Despite these three occasions being the only times I was able to physically meet him since graduating, I made sure to keep in touch with him via WhatsApp. I would consult with him regularly and he would always grace me with duʿās and guidance, as well as a great deal of love and affection. I am unable to recall even a single instance where he spoke to me with anger.
Mufti Sahib Returns To His Lord
A few weeks ago Mufti Sahib had taken ill and was admitted into hospital. He passed away and returned to his Lord during the night of the first Friday of Dhu ‘l-Ḥijjah. I sincerely request that anyone who reads this takes a moment to make duʿā to Allāh specifically for Mufti Sahib and to also keep him in your duʿās regularly. Additionally please also make special duʿās for Āpā (Mufti Sahib’s respected wife) who has lost her father, mother and her husband in the span of just a few weeks.
May Allāh grant Mufti Sahib the loftiest of abodes in Jannah. May Allāh grant patience and forbearance to all those Mufti Sahib has left behind – allowing them to come to terms with such a tremendous loss, and also make them a continued source of benefit for him in the hereafter.
18 Rajab 1437/ 26 April 2016
Updated: 18 July 2021 / 7 Dhu ‘l-Ḥijjah 1442
 The book can be downloaded HERE

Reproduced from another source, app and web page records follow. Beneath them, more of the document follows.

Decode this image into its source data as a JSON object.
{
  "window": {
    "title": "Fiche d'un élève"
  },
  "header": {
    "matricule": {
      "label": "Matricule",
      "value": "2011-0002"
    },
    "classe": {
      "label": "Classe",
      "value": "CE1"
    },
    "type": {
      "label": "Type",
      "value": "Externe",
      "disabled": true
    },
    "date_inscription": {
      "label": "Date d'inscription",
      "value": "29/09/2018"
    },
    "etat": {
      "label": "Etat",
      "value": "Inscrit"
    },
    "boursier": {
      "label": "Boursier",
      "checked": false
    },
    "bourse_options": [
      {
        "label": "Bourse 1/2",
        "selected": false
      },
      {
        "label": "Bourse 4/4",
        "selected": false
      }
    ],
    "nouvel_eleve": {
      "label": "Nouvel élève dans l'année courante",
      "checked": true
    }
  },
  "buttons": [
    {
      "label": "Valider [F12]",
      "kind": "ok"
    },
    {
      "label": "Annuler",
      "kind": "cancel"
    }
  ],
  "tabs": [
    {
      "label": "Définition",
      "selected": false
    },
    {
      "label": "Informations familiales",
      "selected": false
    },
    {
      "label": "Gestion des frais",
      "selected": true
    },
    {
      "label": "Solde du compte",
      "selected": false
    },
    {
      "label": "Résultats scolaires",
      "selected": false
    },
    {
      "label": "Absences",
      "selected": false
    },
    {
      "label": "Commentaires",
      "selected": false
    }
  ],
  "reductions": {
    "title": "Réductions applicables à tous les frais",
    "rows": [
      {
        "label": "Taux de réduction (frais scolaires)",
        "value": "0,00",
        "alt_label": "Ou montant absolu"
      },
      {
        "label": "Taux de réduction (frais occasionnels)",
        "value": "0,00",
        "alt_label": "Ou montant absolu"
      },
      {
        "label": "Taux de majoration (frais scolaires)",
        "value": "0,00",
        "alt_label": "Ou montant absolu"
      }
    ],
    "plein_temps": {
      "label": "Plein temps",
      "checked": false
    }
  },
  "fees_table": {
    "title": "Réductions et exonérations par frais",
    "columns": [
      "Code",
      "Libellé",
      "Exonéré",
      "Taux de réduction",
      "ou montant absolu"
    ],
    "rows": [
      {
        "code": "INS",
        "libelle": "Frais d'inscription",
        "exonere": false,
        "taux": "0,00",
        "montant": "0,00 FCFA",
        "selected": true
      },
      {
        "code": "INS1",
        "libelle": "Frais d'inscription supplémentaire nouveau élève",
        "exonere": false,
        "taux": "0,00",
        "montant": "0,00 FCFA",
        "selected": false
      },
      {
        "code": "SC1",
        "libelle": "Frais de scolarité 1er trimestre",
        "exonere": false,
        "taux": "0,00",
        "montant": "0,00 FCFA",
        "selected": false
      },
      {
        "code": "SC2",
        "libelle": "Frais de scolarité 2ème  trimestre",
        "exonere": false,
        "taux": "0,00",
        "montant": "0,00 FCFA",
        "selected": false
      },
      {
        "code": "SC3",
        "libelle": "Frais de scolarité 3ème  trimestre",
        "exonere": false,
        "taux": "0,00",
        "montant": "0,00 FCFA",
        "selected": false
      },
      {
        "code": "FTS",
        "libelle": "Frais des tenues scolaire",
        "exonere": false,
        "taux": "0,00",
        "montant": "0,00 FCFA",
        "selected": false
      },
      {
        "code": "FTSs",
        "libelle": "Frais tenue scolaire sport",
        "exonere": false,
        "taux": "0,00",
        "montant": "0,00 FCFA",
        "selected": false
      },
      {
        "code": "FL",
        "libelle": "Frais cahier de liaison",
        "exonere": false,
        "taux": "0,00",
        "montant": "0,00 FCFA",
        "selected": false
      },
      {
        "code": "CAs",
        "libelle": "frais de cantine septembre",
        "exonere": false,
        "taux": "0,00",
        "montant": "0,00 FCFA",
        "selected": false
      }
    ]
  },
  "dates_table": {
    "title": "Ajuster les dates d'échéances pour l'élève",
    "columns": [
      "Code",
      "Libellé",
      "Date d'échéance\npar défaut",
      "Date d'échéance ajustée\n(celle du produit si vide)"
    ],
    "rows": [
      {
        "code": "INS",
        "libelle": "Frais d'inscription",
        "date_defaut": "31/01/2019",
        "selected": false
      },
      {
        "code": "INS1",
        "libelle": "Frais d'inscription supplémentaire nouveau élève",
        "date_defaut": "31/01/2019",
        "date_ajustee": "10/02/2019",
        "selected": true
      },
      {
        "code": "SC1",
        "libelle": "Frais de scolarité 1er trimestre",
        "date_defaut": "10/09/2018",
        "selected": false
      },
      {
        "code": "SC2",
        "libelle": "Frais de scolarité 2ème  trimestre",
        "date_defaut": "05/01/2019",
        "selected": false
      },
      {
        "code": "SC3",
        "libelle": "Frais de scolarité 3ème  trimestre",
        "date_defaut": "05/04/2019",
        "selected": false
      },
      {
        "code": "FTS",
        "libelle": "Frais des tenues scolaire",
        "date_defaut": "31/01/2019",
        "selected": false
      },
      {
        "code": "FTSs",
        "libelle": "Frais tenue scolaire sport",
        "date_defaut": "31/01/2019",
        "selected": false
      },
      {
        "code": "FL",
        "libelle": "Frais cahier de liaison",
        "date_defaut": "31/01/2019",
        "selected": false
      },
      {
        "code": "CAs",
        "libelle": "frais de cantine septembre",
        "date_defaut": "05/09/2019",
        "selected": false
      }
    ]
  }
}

 A brief biography of Mufti Husain is being prepared and will be published later, in shā’ Allāh.